Take each line of the entries below that contains "PARK" and copy it.

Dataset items
::::::::

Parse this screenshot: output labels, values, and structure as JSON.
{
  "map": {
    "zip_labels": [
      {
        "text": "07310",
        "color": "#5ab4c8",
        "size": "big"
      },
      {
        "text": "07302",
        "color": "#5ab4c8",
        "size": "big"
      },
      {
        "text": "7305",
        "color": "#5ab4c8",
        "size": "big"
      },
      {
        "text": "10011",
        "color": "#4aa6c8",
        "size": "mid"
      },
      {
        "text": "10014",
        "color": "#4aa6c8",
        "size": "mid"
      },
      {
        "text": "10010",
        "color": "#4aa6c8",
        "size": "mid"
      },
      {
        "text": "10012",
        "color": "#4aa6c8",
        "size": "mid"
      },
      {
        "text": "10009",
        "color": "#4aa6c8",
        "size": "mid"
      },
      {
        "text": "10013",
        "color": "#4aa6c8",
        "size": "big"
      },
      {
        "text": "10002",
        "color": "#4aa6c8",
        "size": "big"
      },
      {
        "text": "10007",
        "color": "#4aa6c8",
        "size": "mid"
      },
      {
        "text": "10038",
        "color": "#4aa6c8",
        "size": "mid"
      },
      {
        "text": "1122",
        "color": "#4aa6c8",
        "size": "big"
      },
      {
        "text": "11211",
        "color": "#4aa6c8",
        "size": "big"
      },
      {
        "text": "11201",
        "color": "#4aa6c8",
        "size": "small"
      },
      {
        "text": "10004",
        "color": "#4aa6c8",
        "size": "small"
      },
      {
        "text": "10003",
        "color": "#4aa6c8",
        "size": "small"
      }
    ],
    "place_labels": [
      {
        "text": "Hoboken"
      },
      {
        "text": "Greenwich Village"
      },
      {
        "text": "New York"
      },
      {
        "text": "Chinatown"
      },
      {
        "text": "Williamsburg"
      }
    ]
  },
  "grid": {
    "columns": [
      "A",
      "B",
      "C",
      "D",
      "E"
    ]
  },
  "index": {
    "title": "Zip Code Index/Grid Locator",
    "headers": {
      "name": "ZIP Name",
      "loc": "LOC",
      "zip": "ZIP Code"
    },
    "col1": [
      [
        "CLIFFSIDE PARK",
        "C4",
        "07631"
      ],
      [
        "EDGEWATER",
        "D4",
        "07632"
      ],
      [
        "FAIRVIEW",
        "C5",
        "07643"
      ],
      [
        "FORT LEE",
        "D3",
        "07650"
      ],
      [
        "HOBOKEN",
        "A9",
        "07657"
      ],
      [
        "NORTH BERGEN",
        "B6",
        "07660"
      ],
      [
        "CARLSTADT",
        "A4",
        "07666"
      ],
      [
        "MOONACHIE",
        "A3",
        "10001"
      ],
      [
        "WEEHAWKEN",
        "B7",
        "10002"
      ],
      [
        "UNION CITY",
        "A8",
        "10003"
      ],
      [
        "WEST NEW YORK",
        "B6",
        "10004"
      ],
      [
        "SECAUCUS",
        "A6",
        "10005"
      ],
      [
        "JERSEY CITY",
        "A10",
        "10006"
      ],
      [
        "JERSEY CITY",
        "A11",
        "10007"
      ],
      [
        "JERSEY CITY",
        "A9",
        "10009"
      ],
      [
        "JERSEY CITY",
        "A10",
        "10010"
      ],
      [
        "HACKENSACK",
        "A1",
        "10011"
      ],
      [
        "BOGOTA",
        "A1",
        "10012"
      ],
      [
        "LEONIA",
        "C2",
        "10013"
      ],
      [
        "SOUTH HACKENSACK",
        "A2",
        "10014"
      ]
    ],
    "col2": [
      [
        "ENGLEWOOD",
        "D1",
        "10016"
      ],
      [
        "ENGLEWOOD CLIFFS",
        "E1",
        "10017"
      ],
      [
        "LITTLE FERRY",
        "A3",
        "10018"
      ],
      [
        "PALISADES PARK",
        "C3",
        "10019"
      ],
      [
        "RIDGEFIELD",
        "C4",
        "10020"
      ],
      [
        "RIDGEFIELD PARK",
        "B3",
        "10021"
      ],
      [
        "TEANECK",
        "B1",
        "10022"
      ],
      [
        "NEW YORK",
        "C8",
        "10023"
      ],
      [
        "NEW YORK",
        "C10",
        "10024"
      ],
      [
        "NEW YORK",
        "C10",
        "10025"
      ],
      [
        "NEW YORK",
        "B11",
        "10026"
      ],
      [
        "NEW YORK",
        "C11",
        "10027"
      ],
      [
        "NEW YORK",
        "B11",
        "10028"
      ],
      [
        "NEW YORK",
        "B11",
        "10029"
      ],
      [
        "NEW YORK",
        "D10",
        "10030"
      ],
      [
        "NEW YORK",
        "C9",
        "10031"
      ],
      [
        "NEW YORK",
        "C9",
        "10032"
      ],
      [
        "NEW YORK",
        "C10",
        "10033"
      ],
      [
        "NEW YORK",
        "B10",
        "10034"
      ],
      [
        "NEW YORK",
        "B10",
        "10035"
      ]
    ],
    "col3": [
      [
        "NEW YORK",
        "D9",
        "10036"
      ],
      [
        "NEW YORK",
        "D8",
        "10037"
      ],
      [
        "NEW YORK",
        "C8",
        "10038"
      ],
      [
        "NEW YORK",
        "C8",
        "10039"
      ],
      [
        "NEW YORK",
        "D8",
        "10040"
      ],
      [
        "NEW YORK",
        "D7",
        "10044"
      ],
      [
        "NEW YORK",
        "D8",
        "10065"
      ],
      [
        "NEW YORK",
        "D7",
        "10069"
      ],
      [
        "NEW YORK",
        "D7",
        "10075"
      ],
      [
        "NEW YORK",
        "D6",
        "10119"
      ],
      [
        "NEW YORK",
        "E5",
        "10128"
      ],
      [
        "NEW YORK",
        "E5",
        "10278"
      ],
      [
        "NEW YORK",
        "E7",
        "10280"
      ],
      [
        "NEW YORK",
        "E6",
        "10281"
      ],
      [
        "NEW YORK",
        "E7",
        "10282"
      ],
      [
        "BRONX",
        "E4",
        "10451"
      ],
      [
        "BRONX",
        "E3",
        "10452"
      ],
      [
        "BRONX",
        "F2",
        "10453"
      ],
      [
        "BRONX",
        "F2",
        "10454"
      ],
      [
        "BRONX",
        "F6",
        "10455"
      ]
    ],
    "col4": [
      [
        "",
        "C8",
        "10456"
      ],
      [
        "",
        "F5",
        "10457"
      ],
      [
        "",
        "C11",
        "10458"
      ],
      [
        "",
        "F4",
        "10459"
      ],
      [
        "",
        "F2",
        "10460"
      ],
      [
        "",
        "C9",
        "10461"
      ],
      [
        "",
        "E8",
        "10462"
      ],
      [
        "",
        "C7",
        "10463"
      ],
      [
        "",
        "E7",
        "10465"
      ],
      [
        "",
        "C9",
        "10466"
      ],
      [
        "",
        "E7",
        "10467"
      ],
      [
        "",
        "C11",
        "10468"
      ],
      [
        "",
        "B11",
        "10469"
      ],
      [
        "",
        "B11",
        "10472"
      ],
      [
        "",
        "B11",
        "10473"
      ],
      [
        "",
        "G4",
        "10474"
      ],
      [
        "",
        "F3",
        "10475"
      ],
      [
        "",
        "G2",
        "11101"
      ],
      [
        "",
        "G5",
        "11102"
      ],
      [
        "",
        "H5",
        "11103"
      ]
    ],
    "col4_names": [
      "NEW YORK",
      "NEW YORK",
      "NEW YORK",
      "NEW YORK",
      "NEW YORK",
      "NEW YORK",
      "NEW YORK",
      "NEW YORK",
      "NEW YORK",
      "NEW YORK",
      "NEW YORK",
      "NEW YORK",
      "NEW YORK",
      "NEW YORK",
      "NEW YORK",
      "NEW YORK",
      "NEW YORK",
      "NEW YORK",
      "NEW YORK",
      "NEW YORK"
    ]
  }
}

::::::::

**Exercise response:**
        "CLIFFSIDE PARK",
        "PALISADES PARK",
        "RIDGEFIELD PARK",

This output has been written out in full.